What is credible is imposing losses on equity holders. So the essence of the Plan is actually closely linked to the history we have of trying to make sure that this isn’t just talk; we’re actually going to change the facts on the ground.

Will the Minneapolis Plan end TBTF?

Region: It’s been 40 years, nearly to the month, since Kareken and Wallace wrote their first paper on this problem. Are you optimistic that the Minneapolis Plan will finally solve TBTF?

Feldman: I’m optimistic that if you implement the Plan, it will solve TBTF. So the question is, am I optimistic that the officials who would have to implement the Plan—our elected officials in Congress and the administration—would put such a plan in place?

I think Neel Kashkari has made a good point that our collective memory associated with financial crises wanes over time. The history of financial regulation in the United States is cyclical: We tighten bank regulation, trying to make sure that we don’t do bailouts, but then, over time, people worry that those rules make it harder for the economy to grow, and they forget that those rules are in place because we had a big financial crisis, and that crisis really hurt the economy. So then rules are loosened. And we end up with banks that can bring down the financial system when a big shock hits.

So I’m optimistic that we can get reform if we can act while people remember just how devastating the financial crisis was, how many people lost their homes, how many people lost their jobs, how many people felt that it was fundamentally unfair that creditors of these banks were protected and individuals who were hurt by the Great Recession weren’t.

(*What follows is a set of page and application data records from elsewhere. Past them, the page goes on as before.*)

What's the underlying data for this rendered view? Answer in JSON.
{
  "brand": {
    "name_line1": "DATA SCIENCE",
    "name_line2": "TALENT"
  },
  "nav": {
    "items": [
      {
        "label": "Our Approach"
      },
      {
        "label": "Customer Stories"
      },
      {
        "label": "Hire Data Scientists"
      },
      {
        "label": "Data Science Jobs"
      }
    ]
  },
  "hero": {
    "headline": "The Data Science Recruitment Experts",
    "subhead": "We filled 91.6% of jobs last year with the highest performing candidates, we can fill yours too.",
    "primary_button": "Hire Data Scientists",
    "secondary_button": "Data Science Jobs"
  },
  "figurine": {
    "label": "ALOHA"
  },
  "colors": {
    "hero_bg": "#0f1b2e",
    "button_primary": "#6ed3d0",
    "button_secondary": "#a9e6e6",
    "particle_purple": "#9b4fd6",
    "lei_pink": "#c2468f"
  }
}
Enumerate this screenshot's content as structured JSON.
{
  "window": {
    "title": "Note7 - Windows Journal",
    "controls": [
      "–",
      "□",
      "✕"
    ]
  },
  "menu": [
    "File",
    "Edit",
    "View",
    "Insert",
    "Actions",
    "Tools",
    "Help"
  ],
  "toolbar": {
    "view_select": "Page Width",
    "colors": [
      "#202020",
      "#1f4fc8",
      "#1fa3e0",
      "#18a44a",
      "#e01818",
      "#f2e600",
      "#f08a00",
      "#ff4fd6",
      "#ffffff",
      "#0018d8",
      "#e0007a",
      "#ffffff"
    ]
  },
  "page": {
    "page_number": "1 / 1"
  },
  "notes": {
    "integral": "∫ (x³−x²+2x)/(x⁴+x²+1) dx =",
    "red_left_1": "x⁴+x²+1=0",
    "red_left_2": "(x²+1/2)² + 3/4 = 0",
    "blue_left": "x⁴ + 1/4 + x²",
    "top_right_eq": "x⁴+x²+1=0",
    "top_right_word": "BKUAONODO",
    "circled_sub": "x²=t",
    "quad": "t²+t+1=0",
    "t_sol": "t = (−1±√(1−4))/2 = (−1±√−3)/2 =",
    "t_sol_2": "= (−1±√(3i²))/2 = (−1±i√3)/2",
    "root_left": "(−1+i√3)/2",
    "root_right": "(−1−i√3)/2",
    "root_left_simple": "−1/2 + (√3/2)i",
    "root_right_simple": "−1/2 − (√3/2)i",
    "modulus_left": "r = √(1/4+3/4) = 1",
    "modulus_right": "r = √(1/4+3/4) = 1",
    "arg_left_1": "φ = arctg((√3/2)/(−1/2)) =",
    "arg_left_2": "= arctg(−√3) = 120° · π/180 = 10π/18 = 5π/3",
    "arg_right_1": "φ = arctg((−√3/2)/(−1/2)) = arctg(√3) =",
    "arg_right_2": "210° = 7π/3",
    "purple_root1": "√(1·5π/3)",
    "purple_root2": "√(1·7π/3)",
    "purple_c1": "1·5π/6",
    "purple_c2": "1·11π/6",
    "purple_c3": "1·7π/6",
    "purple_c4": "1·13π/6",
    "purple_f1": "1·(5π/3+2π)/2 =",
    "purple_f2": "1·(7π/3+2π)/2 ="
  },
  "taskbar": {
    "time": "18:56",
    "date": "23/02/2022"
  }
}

I just hope that everyone who would consider not implementing the Plan would do the cost-benefit analysis and think, “This might seem costly now, but the next time we have a financial crisis, if you are part of the group that didn’t act, that’s really on you. You bear the responsibility because you could have prevented it, but didn’t.”